Battle with John Size goes right down to the wire in fitting finale to great season, which also sees Purton break through for first jockeys' title
It wasn't the way he wanted it but it was what he wanted to win. A drained, emotionally-charged Caspar Fownes yesterday managed a hoot and a jig and claimed a trainers' championship that meant everything to him.
Every championship win is different. Seven years ago, Fownes felt the sheer elation of going to the final meeting of the season seven knowing it was over and he would lift the trophy as champion for the first time.
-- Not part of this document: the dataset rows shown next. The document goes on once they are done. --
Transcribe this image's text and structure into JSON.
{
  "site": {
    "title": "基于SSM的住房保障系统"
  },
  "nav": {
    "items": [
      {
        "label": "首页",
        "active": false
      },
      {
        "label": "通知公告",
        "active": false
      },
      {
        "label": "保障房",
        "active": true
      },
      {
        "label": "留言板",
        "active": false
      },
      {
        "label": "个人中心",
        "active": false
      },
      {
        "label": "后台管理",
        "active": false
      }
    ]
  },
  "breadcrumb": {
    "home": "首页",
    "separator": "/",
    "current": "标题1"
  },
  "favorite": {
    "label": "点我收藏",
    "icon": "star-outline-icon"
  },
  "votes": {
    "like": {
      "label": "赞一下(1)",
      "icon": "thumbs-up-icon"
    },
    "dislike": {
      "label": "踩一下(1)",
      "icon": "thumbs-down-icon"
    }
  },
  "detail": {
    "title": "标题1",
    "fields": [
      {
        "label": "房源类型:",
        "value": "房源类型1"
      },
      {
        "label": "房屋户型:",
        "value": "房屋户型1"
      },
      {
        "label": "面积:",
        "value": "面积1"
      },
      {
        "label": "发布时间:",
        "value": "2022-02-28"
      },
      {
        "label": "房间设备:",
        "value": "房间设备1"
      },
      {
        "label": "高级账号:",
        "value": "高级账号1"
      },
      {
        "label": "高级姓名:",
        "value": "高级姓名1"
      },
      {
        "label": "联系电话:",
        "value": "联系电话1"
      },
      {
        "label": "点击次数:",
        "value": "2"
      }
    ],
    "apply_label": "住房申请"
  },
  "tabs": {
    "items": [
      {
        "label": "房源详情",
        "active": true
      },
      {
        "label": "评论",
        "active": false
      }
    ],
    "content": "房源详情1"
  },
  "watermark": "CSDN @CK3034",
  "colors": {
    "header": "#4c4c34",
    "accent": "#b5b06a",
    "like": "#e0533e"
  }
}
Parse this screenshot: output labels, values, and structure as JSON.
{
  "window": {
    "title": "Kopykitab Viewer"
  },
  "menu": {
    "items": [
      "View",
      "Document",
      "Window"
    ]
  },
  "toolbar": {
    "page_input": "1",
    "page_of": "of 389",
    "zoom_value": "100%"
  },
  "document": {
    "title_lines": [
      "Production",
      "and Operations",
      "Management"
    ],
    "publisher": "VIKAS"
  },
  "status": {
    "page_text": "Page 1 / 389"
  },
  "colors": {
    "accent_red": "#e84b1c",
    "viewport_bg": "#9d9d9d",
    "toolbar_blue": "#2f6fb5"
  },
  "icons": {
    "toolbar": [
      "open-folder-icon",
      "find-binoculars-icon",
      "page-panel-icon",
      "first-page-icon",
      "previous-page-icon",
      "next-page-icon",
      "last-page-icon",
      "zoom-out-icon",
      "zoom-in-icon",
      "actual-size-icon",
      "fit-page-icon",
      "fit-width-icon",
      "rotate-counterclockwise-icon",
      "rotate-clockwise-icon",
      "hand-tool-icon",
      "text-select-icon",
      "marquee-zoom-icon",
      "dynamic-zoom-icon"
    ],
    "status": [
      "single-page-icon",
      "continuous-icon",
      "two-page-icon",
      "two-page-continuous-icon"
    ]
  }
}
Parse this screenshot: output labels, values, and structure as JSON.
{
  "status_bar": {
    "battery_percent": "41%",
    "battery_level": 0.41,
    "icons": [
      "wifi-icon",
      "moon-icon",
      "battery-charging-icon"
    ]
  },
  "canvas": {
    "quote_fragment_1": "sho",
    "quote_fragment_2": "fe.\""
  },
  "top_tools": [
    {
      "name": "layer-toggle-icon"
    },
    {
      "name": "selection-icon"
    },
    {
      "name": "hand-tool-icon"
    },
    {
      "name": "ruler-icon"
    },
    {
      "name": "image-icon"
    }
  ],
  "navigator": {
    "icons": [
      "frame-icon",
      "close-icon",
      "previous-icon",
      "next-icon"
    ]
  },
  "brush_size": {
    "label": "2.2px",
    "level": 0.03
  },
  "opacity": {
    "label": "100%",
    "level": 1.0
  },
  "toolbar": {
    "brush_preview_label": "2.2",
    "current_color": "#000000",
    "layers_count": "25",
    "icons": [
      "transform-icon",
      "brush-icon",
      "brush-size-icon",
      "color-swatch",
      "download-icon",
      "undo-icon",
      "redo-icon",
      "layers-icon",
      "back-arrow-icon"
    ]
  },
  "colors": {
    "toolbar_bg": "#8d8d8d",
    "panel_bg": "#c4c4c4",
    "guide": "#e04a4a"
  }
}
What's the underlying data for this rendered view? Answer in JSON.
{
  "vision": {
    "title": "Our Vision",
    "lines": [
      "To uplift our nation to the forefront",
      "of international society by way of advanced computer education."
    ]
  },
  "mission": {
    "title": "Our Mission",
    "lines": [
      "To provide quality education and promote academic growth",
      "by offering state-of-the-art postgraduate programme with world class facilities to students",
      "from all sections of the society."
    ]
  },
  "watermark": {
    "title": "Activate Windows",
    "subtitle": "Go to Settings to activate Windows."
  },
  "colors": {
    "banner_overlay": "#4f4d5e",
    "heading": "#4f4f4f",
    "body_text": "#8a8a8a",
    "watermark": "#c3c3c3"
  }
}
And he has felt the adrenaline rush of coming from nowhere, against all the odds, to snatch it on the last day in 2009.
But this was now and this was for his ailing father, Lawrie, who won championships in India but trained successfully for two decades at Sha Tin without winning one, and now is battling cancer.
When Fownes senior reached retirement in 2003, he expected that Caspar, who had worked with him and his team for 18 years, would automatically take over his yard and was aghast when it didn't happen that way. Caspar was initially passed over.
"I still remember going to the club and saying what a travesty it would be for Caspar, who had so much skill and energy and passion for the game, to miss out," said a proud Lawrie Fownes yesterday, who wrote an open letter to the media at the time, appealing on his son's behalf.
"When you look at him now, with three championships and everything he's done as a trainer, what a terrible decision that would have been."
Fownes didn't stop fighting for his son and when another trainer withdrew, Caspar was licensed and hasn't looked back. "I love my dad - he taught me everything.
"I've followed him around since I was a young fella and it's very special to have him here today to enjoy this," said Caspar, who has battled some health concerns himself in recent months and yesterday would have done little that was positive for his blood pressure.
He began the day one win behind John Size, and with two fewer seconds, which would become an issue if they finished level on wins, and did ultimately decide the issue.
Fownes appeared to have the ascendancy after three wins early and expected wins still ahead, but they were beaten and their seconds put him level with Size on that count.
Size fought back to one behind with hot favourite Luger but it was Gun Pit's second in the second-last race that made the difference.
"I've never been so happy to run second," said jockey Zac Purton, whose own history-making title was safely put to bed earlier in the week, and whose other main contribution to the day was photo-bombing Fownes in the post-race celebrations.
"Cassie boy!" Purton screamed as one more interviewer quizzed Fownes on how the day unfolded. Ready-witted Fownes responded deadpan, asking him whether he thought he was "the champion jockey or something".
Fownes said it was a shame there were tiebreak rules at all. "I wanted to come here and do something special, for the fans and of course for my dad. And John did something special too," he said.
"It's not really fair to have the same number of wins and I'm crowned champion. Anyway, even if I'd walked away second, dad told me this morning I'd overachieved and he was proud of me, and that was more than enough for me."
For the Jockey Club, the tension and theatre of another dramatic final meeting on the racetrack - the third time in four years that the trainers' championship has been decided on the last day - was underscored by a massive result through the windows.
In 1997, the club's record last-day turnover reached HK$2.5 billion thanks to a whopping Triple Trio pool of HK$675 million but yesterday's HK$1.778 million was the next best and without any exotic help, pushing the club to HK$101.8 billion for the season.
"This has been the greatest season in Hong Kong racing and today one of the most exciting days," said chief executive Winfried Engelbrecht-Bresges.
"I feel a little sorry for John Size too but full credit to Caspar. The final race was better than we could have hoped for and showed everything that Hong Kong racing is about - excitement to the last minute."